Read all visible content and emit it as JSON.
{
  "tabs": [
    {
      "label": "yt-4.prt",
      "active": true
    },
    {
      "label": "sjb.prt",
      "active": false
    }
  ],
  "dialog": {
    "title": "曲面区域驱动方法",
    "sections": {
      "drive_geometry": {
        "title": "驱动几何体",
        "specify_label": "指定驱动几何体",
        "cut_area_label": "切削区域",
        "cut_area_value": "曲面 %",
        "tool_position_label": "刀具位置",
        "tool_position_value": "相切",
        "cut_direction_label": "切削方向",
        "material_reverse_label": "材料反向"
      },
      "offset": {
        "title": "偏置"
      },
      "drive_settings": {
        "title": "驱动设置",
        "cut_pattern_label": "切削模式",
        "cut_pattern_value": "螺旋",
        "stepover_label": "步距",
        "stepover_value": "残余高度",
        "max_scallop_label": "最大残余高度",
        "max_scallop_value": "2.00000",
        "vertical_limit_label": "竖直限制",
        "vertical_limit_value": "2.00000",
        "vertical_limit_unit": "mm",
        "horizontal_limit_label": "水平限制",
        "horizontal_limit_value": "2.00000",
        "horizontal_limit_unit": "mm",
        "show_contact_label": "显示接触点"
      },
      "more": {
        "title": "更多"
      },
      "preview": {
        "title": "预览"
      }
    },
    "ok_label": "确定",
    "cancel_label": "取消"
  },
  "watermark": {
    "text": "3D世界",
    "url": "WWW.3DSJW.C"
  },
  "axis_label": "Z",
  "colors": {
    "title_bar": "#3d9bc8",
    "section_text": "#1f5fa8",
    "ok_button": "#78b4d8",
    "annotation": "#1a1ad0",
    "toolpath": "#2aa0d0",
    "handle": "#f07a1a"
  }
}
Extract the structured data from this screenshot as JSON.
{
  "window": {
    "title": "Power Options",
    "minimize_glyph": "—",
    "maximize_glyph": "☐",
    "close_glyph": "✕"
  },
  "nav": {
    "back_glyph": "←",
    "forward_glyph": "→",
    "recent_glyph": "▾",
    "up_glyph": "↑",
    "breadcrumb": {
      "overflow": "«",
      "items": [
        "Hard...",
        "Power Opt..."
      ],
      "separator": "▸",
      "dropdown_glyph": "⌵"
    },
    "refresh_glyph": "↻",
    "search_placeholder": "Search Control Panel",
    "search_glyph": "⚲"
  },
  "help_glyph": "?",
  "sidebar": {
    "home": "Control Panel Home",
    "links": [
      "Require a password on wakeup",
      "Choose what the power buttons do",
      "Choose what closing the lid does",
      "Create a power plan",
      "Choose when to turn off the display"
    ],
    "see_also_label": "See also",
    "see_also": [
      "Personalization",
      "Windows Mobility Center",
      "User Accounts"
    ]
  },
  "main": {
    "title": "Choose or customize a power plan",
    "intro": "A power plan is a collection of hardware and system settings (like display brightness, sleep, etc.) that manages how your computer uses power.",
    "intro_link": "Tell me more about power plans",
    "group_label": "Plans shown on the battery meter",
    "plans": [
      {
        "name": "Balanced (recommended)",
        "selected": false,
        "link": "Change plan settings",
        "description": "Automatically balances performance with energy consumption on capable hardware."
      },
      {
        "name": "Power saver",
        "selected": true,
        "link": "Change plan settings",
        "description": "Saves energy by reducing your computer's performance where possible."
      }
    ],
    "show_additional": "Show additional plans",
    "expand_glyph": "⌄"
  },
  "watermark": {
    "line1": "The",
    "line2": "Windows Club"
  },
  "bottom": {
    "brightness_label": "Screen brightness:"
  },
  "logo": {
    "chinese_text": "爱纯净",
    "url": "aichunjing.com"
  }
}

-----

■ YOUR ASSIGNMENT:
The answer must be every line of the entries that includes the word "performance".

■ SOLVED PROBLEM:
        "description": "Automatically balances performance with energy consumption on capable hardware."
        "description": "Saves energy by reducing your computer's performance where possible."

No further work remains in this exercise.